Give back the full listing exactly, setting the pictures aside.

· · · ·

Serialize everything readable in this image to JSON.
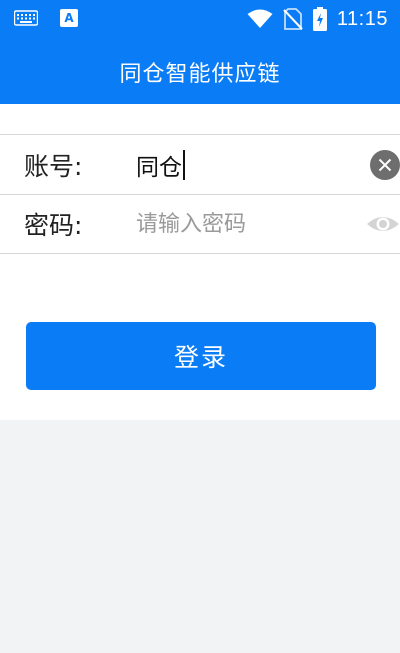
{
  "status_bar": {
    "time": "11:15",
    "icons": [
      "keyboard-icon",
      "a-accessibility-icon",
      "wifi-icon",
      "no-sim-icon",
      "battery-charging-icon"
    ],
    "a_icon_letter": "A"
  },
  "app_bar": {
    "title": "同仓智能供应链"
  },
  "form": {
    "account_label": "账号:",
    "account_value": "同仓",
    "password_label": "密码:",
    "password_placeholder": "请输入密码",
    "clear_icon": "clear-icon",
    "visibility_icon": "eye-icon"
  },
  "login_button": {
    "label": "登录"
  },
  "colors": {
    "primary": "#0a7cf6",
    "background": "#f2f3f5",
    "panel": "#ffffff",
    "divider": "#d8d8d8",
    "placeholder": "#9a9a9a"
  }
}
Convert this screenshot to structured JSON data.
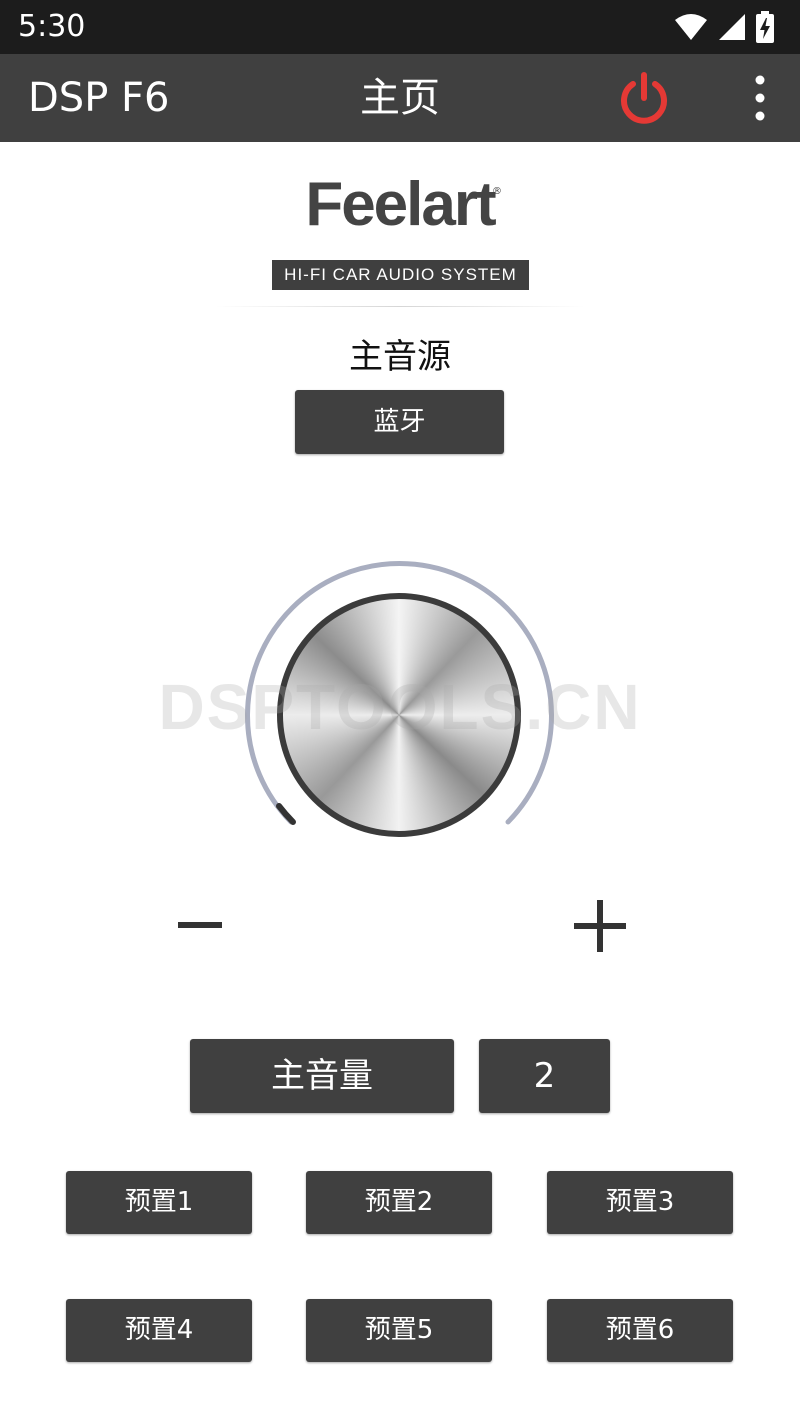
{
  "status_bar": {
    "time": "5:30",
    "icons": [
      "wifi-icon",
      "cell-signal-icon",
      "battery-charging-icon"
    ]
  },
  "app_bar": {
    "app_name": "DSP F6",
    "page_title": "主页",
    "power_color": "#e53935",
    "icons": [
      "power-icon",
      "more-vert-icon"
    ]
  },
  "logo": {
    "wordmark": "Feelart",
    "registered": "®",
    "tagline": "HI-FI CAR AUDIO SYSTEM"
  },
  "source": {
    "label": "主音源",
    "value": "蓝牙"
  },
  "watermark": "DSPTOOLS.CN",
  "volume": {
    "label": "主音量",
    "value": "2",
    "minus": "−",
    "plus": "+"
  },
  "presets": [
    "预置1",
    "预置2",
    "预置3",
    "预置4",
    "预置5",
    "预置6"
  ],
  "colors": {
    "button": "#404040",
    "app_bar": "#404040",
    "status_bar": "#1c1c1c",
    "knob_ring": "#a9aec0"
  }
}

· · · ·

**RESPONSE TO THIS EXERCISE:**
Serialize everything readable in this image to JSON.
{
  "status_bar": {
    "time": "11:15",
    "icons": [
      "keyboard-icon",
      "a-accessibility-icon",
      "wifi-icon",
      "no-sim-icon",
      "battery-charging-icon"
    ],
    "a_icon_letter": "A"
  },
  "app_bar": {
    "title": "同仓智能供应链"
  },
  "form": {
    "account_label": "账号:",
    "account_value": "同仓",
    "password_label": "密码:",
    "password_placeholder": "请输入密码",
    "clear_icon": "clear-icon",
    "visibility_icon": "eye-icon"
  },
  "login_button": {
    "label": "登录"
  },
  "colors": {
    "primary": "#0a7cf6",
    "background": "#f2f3f5",
    "panel": "#ffffff",
    "divider": "#d8d8d8",
    "placeholder": "#9a9a9a"
  }
}
Convert this screenshot to structured JSON data.
{
  "status_bar": {
    "time": "5:30",
    "icons": [
      "wifi-icon",
      "cell-signal-icon",
      "battery-charging-icon"
    ]
  },
  "app_bar": {
    "app_name": "DSP F6",
    "page_title": "主页",
    "power_color": "#e53935",
    "icons": [
      "power-icon",
      "more-vert-icon"
    ]
  },
  "logo": {
    "wordmark": "Feelart",
    "registered": "®",
    "tagline": "HI-FI CAR AUDIO SYSTEM"
  },
  "source": {
    "label": "主音源",
    "value": "蓝牙"
  },
  "watermark": "DSPTOOLS.CN",
  "volume": {
    "label": "主音量",
    "value": "2",
    "minus": "−",
    "plus": "+"
  },
  "presets": [
    "预置1",
    "预置2",
    "预置3",
    "预置4",
    "预置5",
    "预置6"
  ],
  "colors": {
    "button": "#404040",
    "app_bar": "#404040",
    "status_bar": "#1c1c1c",
    "knob_ring": "#a9aec0"
  }
}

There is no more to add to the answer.